Bibi Anderson (Left) and Liv Ullman in Persona
On the other hand, Max von Sydow’s anguished caricature became the archetype of heroism in the new existential cinema of the 50s and the 60s. Bibi Anderson’s role of a happy-go-lucky wife also offers a great contrast to her complex portrayals in other Bergman masterpieces like Persona (1966). Like a quintessential Bergman movie, the synergy between breathtaking imagery and titillating music is omnipresent. Several scenes in the movie serve to be great moments of epiphany: be it the one that features the procession of flagellants imitating the Dance of Death, or the one that depicts the immolation of young girl condemned for supposedly consorting with the Devil, or the final scene that depicts the Grim reaper leading its newly claimed victims over the hills in a solemn Dance of Death.

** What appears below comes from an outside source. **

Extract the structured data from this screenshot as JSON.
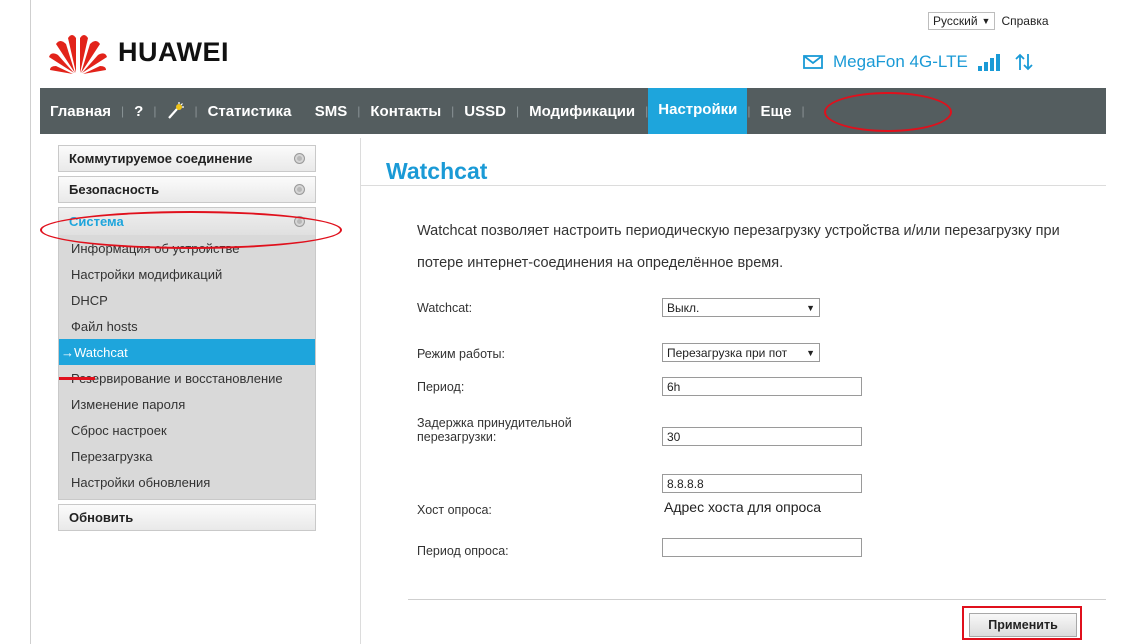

The sequence that depicts the knight and his companions savoring the wild strawberries and warm milk amidst the incipient darkness epitomizes hope as the highest cinematic virtue; the scene that depicts the theologian Raval writhing in pain helplessly (before finally succumbing to Death) in his final few moments represents cinema as its most macabre.
The Seventh Seal Finale: Dance of Death
Overall, The Seventh Seal demonstrates the true power and purpose of cinema by serving to be a quintessential work on existentialism. Here, Bergman is at his most imaginative and insightful in portraying the epic battle of life versus death. The Seventh Seal complements brilliantly the themes of melancholy and pessimism with those of euphoria and optimism. The movie also demonstrates the human ability to rise after a fall, the very ability that given him the power to snatch victory even from the jaws of defeat.
The questions that Bergman asks of his viewers in The Seventh Seal have the power to perplex a soothsayer and make an omniscient look doubtful, and perhaps it is the probing ability of 'The Seventh Seal' that makes its viewing challenging and nigh unbearable for the unscrupulous. The movie is highly recommended to all those who are not averse to savoring cinema that’s auteur-driven as well as thought-provoking. The Seventh Seal can also serve as an entry point of Bergman’s decorated oeuvre as its lays down the foundation of his more complex explorations as propagated through his subsequent works. Hence, it's is a great means to get acquainted with Bergman’s body of work before exploring his exceedingly challenging works like Persona, The Winter Light, Cries & Whispers (1972), etc. A must watch!
Murtaza Ali Khan is an independent film critic based out of New Delhi, India. The post first appeared on his movie blog "A Potpourri of Vestiges". Cinema is not only his passion but also his greatest obsession. His all-time favorite filmmakers are Akira Kurosawa, Stanley Kubrick, Luis Bunuel, Andrei Tarkovsky, Charles Chaplin, Orson Welles, Federico Fellini, Ingmar Bergman, Satyajit Ray, Fritz Lang, Jean-Pierre Melville, Sergio Leone, Krzysztof Kieślowski, Francis Ford Coppola, Martin Scorsese, and Lars von Trier.